== Work required ==
Please give back the listing exactly, without any of its pictures.

##########

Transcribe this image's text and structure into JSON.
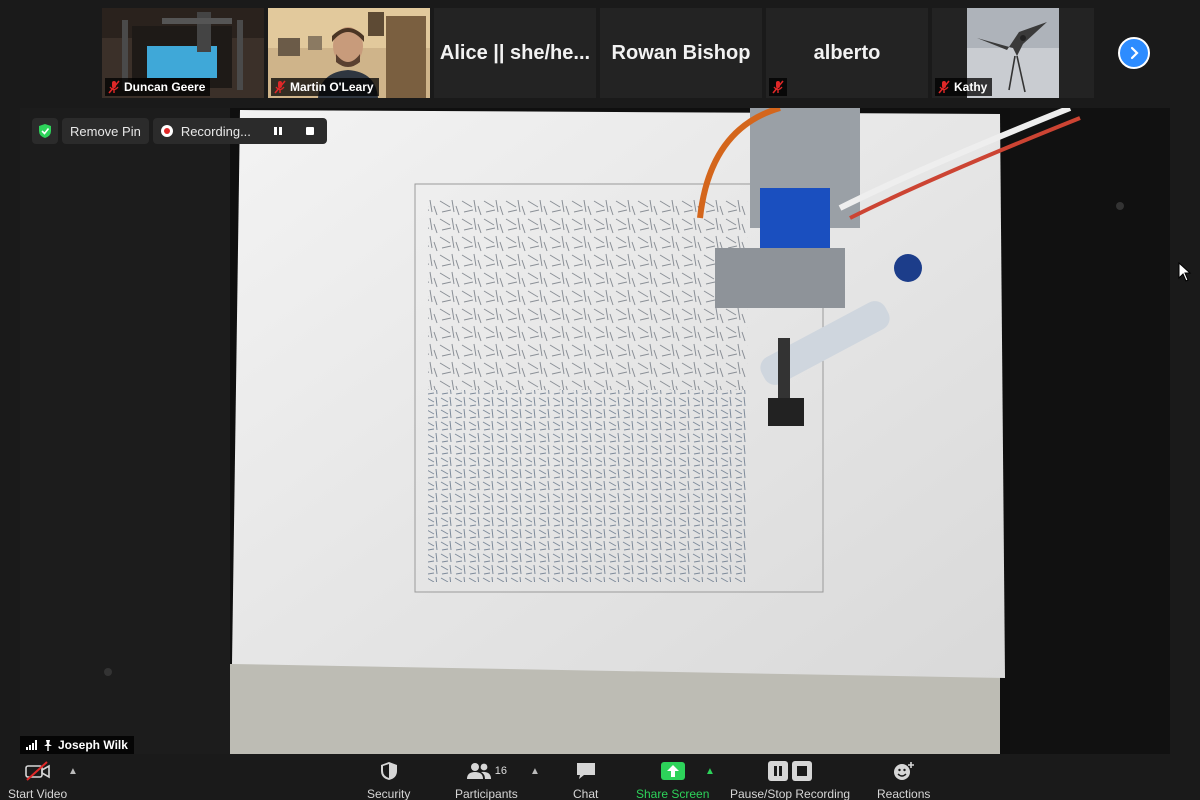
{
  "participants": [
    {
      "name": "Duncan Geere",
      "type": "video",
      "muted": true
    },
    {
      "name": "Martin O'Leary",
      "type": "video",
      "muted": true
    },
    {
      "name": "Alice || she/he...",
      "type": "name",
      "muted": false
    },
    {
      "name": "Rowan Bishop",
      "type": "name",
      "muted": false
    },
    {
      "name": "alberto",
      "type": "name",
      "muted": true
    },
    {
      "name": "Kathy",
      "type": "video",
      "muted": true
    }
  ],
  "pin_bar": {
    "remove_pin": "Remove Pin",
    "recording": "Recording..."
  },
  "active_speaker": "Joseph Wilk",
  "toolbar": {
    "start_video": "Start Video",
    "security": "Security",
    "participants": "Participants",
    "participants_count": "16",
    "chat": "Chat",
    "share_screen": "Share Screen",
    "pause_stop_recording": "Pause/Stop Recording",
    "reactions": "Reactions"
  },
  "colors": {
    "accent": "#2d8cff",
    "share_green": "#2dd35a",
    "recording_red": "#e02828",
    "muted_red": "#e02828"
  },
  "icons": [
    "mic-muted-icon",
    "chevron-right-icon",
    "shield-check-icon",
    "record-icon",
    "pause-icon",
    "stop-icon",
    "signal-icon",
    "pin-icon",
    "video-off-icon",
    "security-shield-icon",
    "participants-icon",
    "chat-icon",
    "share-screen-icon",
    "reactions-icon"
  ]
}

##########

== Result of the exercise ==
Transcribe this image's text and structure into JSON.
{
  "participants": [
    {
      "name": "Duncan Geere",
      "type": "video",
      "muted": true
    },
    {
      "name": "Martin O'Leary",
      "type": "video",
      "muted": true
    },
    {
      "name": "Alice || she/he...",
      "type": "name",
      "muted": false
    },
    {
      "name": "Rowan Bishop",
      "type": "name",
      "muted": false
    },
    {
      "name": "alberto",
      "type": "name",
      "muted": true
    },
    {
      "name": "Kathy",
      "type": "video",
      "muted": true
    }
  ],
  "pin_bar": {
    "remove_pin": "Remove Pin",
    "recording": "Recording..."
  },
  "active_speaker": "Joseph Wilk",
  "toolbar": {
    "start_video": "Start Video",
    "security": "Security",
    "participants": "Participants",
    "participants_count": "16",
    "chat": "Chat",
    "share_screen": "Share Screen",
    "pause_stop_recording": "Pause/Stop Recording",
    "reactions": "Reactions"
  },
  "colors": {
    "accent": "#2d8cff",
    "share_green": "#2dd35a",
    "recording_red": "#e02828",
    "muted_red": "#e02828"
  },
  "icons": [
    "mic-muted-icon",
    "chevron-right-icon",
    "shield-check-icon",
    "record-icon",
    "pause-icon",
    "stop-icon",
    "signal-icon",
    "pin-icon",
    "video-off-icon",
    "security-shield-icon",
    "participants-icon",
    "chat-icon",
    "share-screen-icon",
    "reactions-icon"
  ]
}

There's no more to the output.